EXERCISE GOAL: Using the records below, filter out every line that lacks "title" and copy the rest.

[[ SUPPLIED RECORDS, beginning ]]

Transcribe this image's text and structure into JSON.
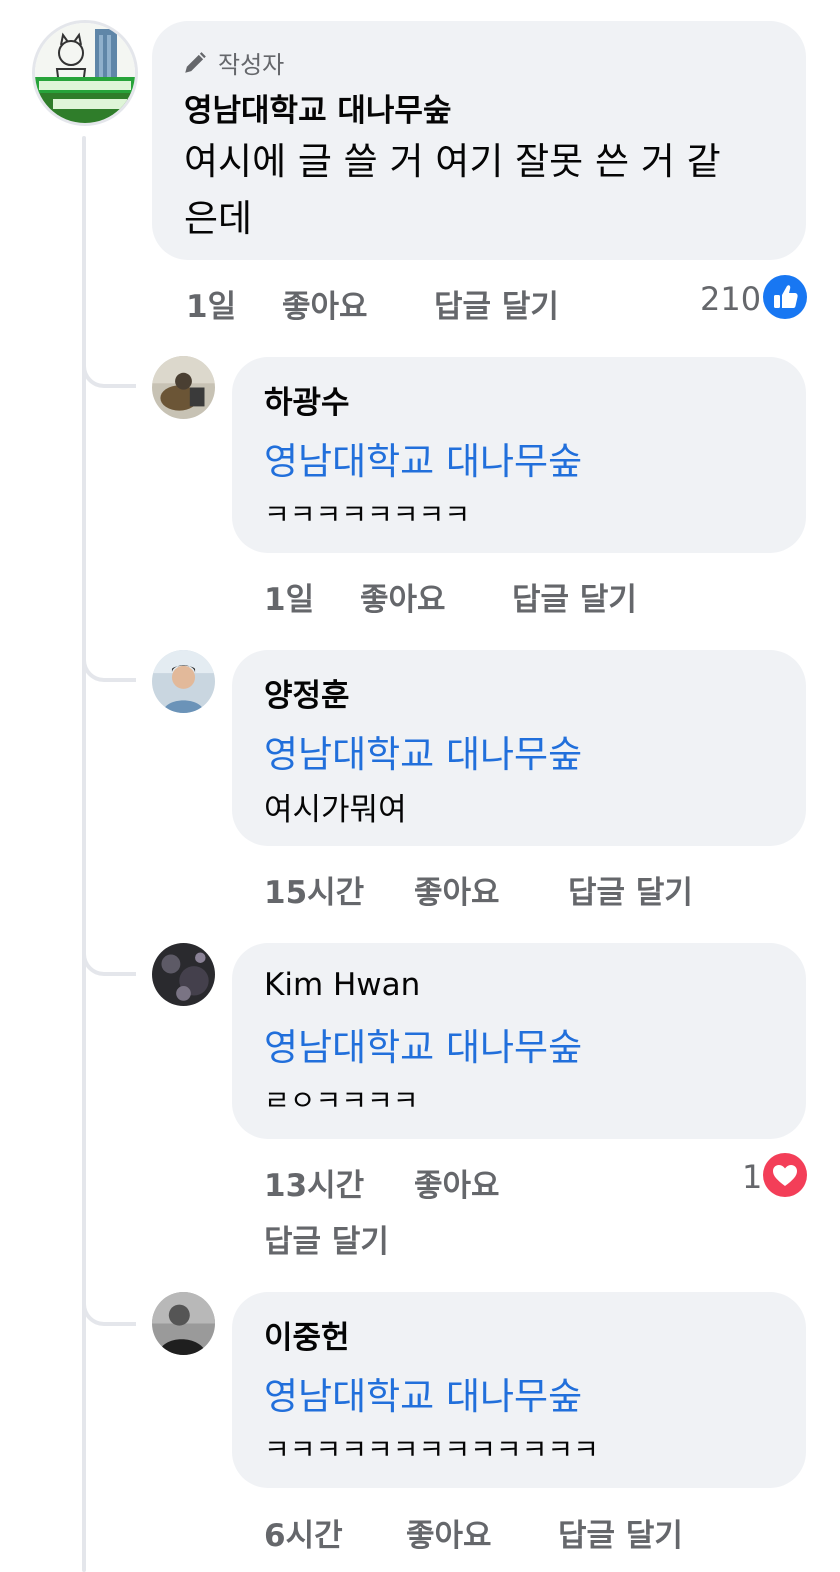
{
  "main_comment": {
    "author_badge": "작성자",
    "author": "영남대학교 대나무숲",
    "text": "여시에 글 쓸 거 여기 잘못 쓴 거 같은데",
    "time": "1일",
    "like_label": "좋아요",
    "reply_label": "답글 달기",
    "reaction_count": "210",
    "reaction_icon": "like-icon",
    "reaction_color": "#1877f2"
  },
  "replies": [
    {
      "author": "하광수",
      "mention": "영남대학교 대나무숲",
      "text": "ㅋㅋㅋㅋㅋㅋㅋㅋ",
      "time": "1일",
      "like_label": "좋아요",
      "reply_label": "답글 달기"
    },
    {
      "author": "양정훈",
      "mention": "영남대학교 대나무숲",
      "text": "여시가뭐여",
      "time": "15시간",
      "like_label": "좋아요",
      "reply_label": "답글 달기"
    },
    {
      "author": "Kim Hwan",
      "mention": "영남대학교 대나무숲",
      "text": "ㄹㅇㅋㅋㅋㅋ",
      "time": "13시간",
      "like_label": "좋아요",
      "reply_label": "답글 달기",
      "reaction_count": "1",
      "reaction_icon": "heart-icon",
      "reaction_color": "#f33e58"
    },
    {
      "author": "이중헌",
      "mention": "영남대학교 대나무숲",
      "text": "ㅋㅋㅋㅋㅋㅋㅋㅋㅋㅋㅋㅋㅋ",
      "time": "6시간",
      "like_label": "좋아요",
      "reply_label": "답글 달기"
    }
  ]
}
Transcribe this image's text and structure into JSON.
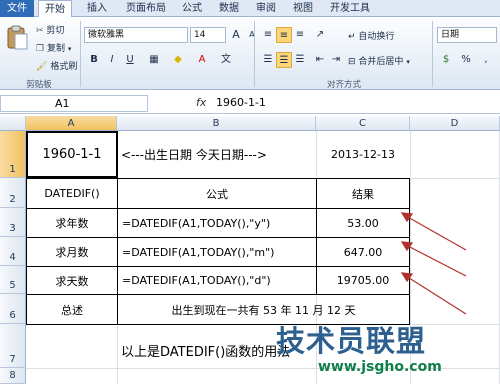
{
  "ribbon_tabs": [
    "文件",
    "开始",
    "插入",
    "页面布局",
    "公式",
    "数据",
    "审阅",
    "视图",
    "开发工具"
  ],
  "clipboard": {
    "cut": "剪切",
    "copy": "复制",
    "format_painter": "格式刷",
    "group": "剪贴板"
  },
  "font": {
    "name": "微软雅黑",
    "size": "14"
  },
  "alignment": {
    "wrap": "自动换行",
    "merge": "合并后居中",
    "group": "对齐方式"
  },
  "number": {
    "format": "日期"
  },
  "formula_bar": {
    "name_box": "A1",
    "fx": "fx",
    "content": "1960-1-1"
  },
  "columns": [
    "A",
    "B",
    "C",
    "D"
  ],
  "rows": [
    "1",
    "2",
    "3",
    "4",
    "5",
    "6",
    "7",
    "8"
  ],
  "cells": {
    "a1": "1960-1-1",
    "b1": "<---出生日期    今天日期--->",
    "c1": "2013-12-13",
    "a2": "DATEDIF()",
    "b2": "公式",
    "c2": "结果",
    "a3": "求年数",
    "b3": "=DATEDIF(A1,TODAY(),\"y\")",
    "c3": "53.00",
    "a4": "求月数",
    "b4": "=DATEDIF(A1,TODAY(),\"m\")",
    "c4": "647.00",
    "a5": "求天数",
    "b5": "=DATEDIF(A1,TODAY(),\"d\")",
    "c5": "19705.00",
    "a6": "总述",
    "b6": "出生到现在一共有 53 年 11 月 12 天",
    "b7": "以上是DATEDIF()函数的用法"
  },
  "watermark": {
    "brand": "技术员联盟",
    "url": "www.jsgho.com"
  },
  "colors": {
    "file_tab": "#2f6cb8",
    "selection_header": "#f1c15f",
    "arrow": "#b0302b"
  }
}
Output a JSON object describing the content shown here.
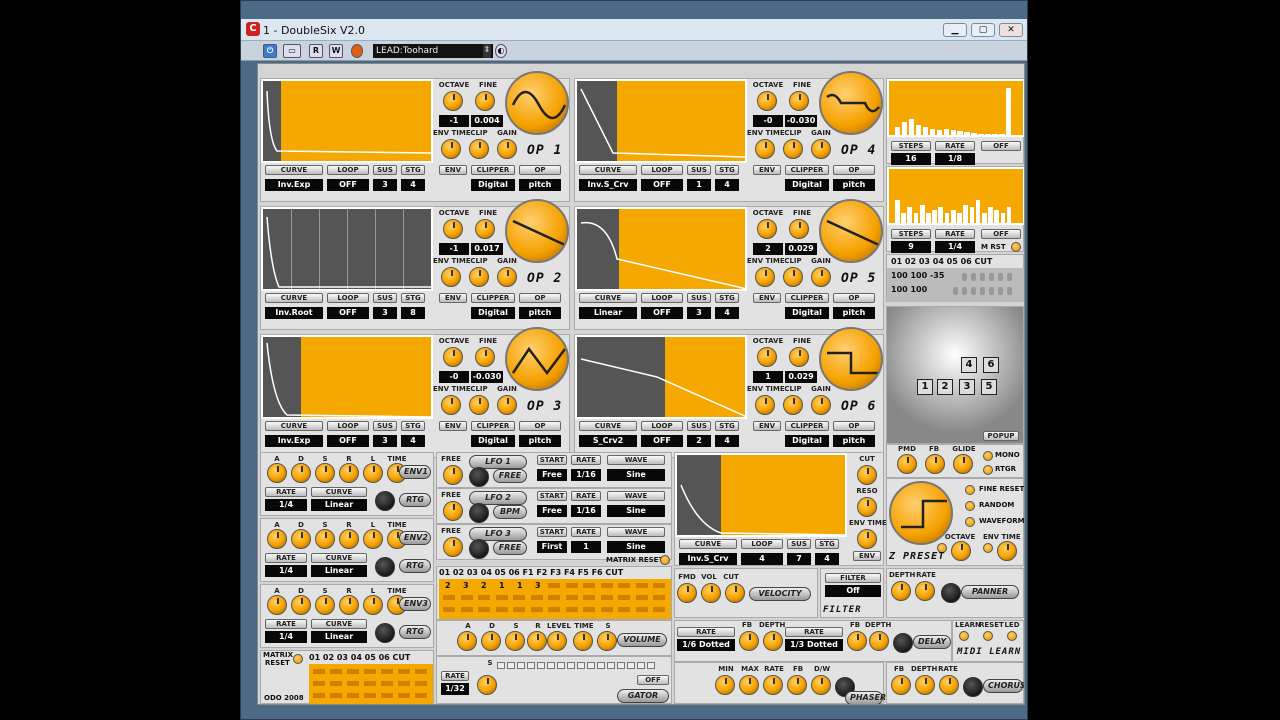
{
  "window": {
    "title": "1 - DoubleSix V2.0",
    "app_icon": "C"
  },
  "toolbar": {
    "preset": "LEAD:Toohard",
    "r": "R",
    "w": "W"
  },
  "ops": [
    {
      "name": "OP 1",
      "octave": "-1",
      "fine": "0.004",
      "curve": "Inv.Exp",
      "loop": "OFF",
      "sus": "3",
      "stg": "4",
      "clipper": "Digital",
      "op": "pitch",
      "wave": "sine"
    },
    {
      "name": "OP 2",
      "octave": "-1",
      "fine": "0.017",
      "curve": "Inv.Root",
      "loop": "OFF",
      "sus": "3",
      "stg": "8",
      "clipper": "Digital",
      "op": "pitch",
      "wave": "saw"
    },
    {
      "name": "OP 3",
      "octave": "-0",
      "fine": "-0.030",
      "curve": "Inv.Exp",
      "loop": "OFF",
      "sus": "3",
      "stg": "4",
      "clipper": "Digital",
      "op": "pitch",
      "wave": "tri"
    },
    {
      "name": "OP 4",
      "octave": "-0",
      "fine": "-0.030",
      "curve": "Inv.S_Crv",
      "loop": "OFF",
      "sus": "1",
      "stg": "4",
      "clipper": "Digital",
      "op": "pitch",
      "wave": "sq-sine"
    },
    {
      "name": "OP 5",
      "octave": "2",
      "fine": "0.029",
      "curve": "Linear",
      "loop": "OFF",
      "sus": "3",
      "stg": "4",
      "clipper": "Digital",
      "op": "pitch",
      "wave": "saw"
    },
    {
      "name": "OP 6",
      "octave": "1",
      "fine": "0.029",
      "curve": "S_Crv2",
      "loop": "OFF",
      "sus": "2",
      "stg": "4",
      "clipper": "Digital",
      "op": "pitch",
      "wave": "square"
    }
  ],
  "op_labels": {
    "octave": "OCTAVE",
    "fine": "FINE",
    "env_time": "ENV TIME",
    "clip": "CLIP",
    "gain": "GAIN",
    "curve": "CURVE",
    "loop": "LOOP",
    "sus": "SUS",
    "stg": "STG",
    "env": "ENV",
    "clipper": "CLIPPER",
    "op": "OP"
  },
  "seq1": {
    "steps_label": "STEPS",
    "rate_label": "RATE",
    "off": "OFF",
    "steps": "16",
    "rate": "1/8",
    "bars": [
      0.15,
      0.25,
      0.3,
      0.2,
      0.15,
      0.12,
      0.1,
      0.12,
      0.1,
      0.08,
      0.05,
      0.03,
      0.02,
      0.02,
      0.02,
      0.02,
      0.9
    ]
  },
  "seq2": {
    "steps_label": "STEPS",
    "rate_label": "RATE",
    "off": "OFF",
    "steps": "9",
    "rate": "1/4",
    "mrst": "M RST",
    "bars": [
      0.45,
      0.2,
      0.3,
      0.2,
      0.35,
      0.2,
      0.25,
      0.3,
      0.2,
      0.25,
      0.2,
      0.35,
      0.3,
      0.45,
      0.2,
      0.3,
      0.25,
      0.2,
      0.3
    ]
  },
  "route": {
    "header": "01 02 03 04 05 06 CUT",
    "row1": "100 100 -35",
    "row2": "100 100"
  },
  "algo": {
    "boxes": [
      "1",
      "2",
      "3",
      "5",
      "4",
      "6"
    ],
    "popup": "POPUP"
  },
  "global": {
    "pmd": "PMD",
    "fb": "FB",
    "glide": "GLIDE",
    "mono": "MONO",
    "rtgr": "RTGR"
  },
  "z": {
    "fine_reset": "FINE RESET",
    "random": "RANDOM",
    "waveform": "WAVEFORM",
    "octave": "OCTAVE",
    "env_time": "ENV TIME",
    "label": "Z PRESET"
  },
  "envs": [
    {
      "label": "ENV1",
      "rate": "1/4",
      "curve": "Linear"
    },
    {
      "label": "ENV2",
      "rate": "1/4",
      "curve": "Linear"
    },
    {
      "label": "ENV3",
      "rate": "1/4",
      "curve": "Linear"
    }
  ],
  "env_labels": {
    "a": "A",
    "d": "D",
    "s": "S",
    "r": "R",
    "l": "L",
    "time": "TIME",
    "rate": "RATE",
    "curve": "CURVE",
    "rtg": "RTG"
  },
  "lfos": [
    {
      "title": "LFO 1",
      "mode": "FREE",
      "start": "Free",
      "rate": "1/16",
      "wave": "Sine"
    },
    {
      "title": "LFO 2",
      "mode": "BPM",
      "start": "Free",
      "rate": "1/16",
      "wave": "Sine"
    },
    {
      "title": "LFO 3",
      "mode": "FREE",
      "start": "First",
      "rate": "1",
      "wave": "Sine"
    }
  ],
  "lfo_labels": {
    "free": "FREE",
    "start": "START",
    "rate": "RATE",
    "wave": "WAVE",
    "matrix_reset": "MATRIX RESET"
  },
  "fenv": {
    "cut": "CUT",
    "reso": "RESO",
    "env_time": "ENV TIME",
    "env": "ENV",
    "curve_label": "CURVE",
    "loop_label": "LOOP",
    "sus_label": "SUS",
    "stg_label": "STG",
    "curve": "Inv.S_Crv",
    "loop": "4",
    "sus": "7",
    "stg": "4"
  },
  "matrix": {
    "header": "01 02 03 04 05 06 F1 F2 F3 F4 F5 F6 CUT",
    "values": [
      "2",
      "3",
      "2",
      "1",
      "1",
      "3"
    ]
  },
  "velocity": {
    "fmd": "FMD",
    "vol": "VOL",
    "cut": "CUT",
    "label": "VELOCITY"
  },
  "filter": {
    "label": "FILTER",
    "value": "Off",
    "tag": "FILTER"
  },
  "panner": {
    "depth": "DEPTH",
    "rate": "RATE",
    "label": "PANNER"
  },
  "volume": {
    "a": "A",
    "d": "D",
    "s": "S",
    "r": "R",
    "level": "LEVEL",
    "time": "TIME",
    "s2": "S",
    "label": "VOLUME"
  },
  "delay": {
    "rate": "RATE",
    "fb": "FB",
    "depth": "DEPTH",
    "rate1": "1/6 Dotted",
    "rate2": "1/3 Dotted",
    "label": "DELAY"
  },
  "midi": {
    "learn": "LEARN",
    "reset": "RESET",
    "led": "LED",
    "label": "MIDI LEARN"
  },
  "matrix_reset": {
    "label1": "MATRIX",
    "label2": "RESET",
    "header": "01 02 03 04 05 06 CUT"
  },
  "gator": {
    "rate": "RATE",
    "value": "1/32",
    "s": "S",
    "off": "OFF",
    "label": "GATOR"
  },
  "phaser": {
    "min": "MIN",
    "max": "MAX",
    "rate": "RATE",
    "fb": "FB",
    "dw": "D/W",
    "label": "PHASER"
  },
  "chorus": {
    "fb": "FB",
    "depth": "DEPTH",
    "rate": "RATE",
    "label": "CHORUS"
  },
  "footer": "ODO 2008",
  "colors": {
    "accent": "#f5a800",
    "screen_dark": "#555555",
    "panel": "#d4d4d4"
  }
}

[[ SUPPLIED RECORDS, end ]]

PROBLEM SOLUTION:
    "title": "1 - DoubleSix V2.0",
      "title": "LFO 1",
      "title": "LFO 2",
      "title": "LFO 3",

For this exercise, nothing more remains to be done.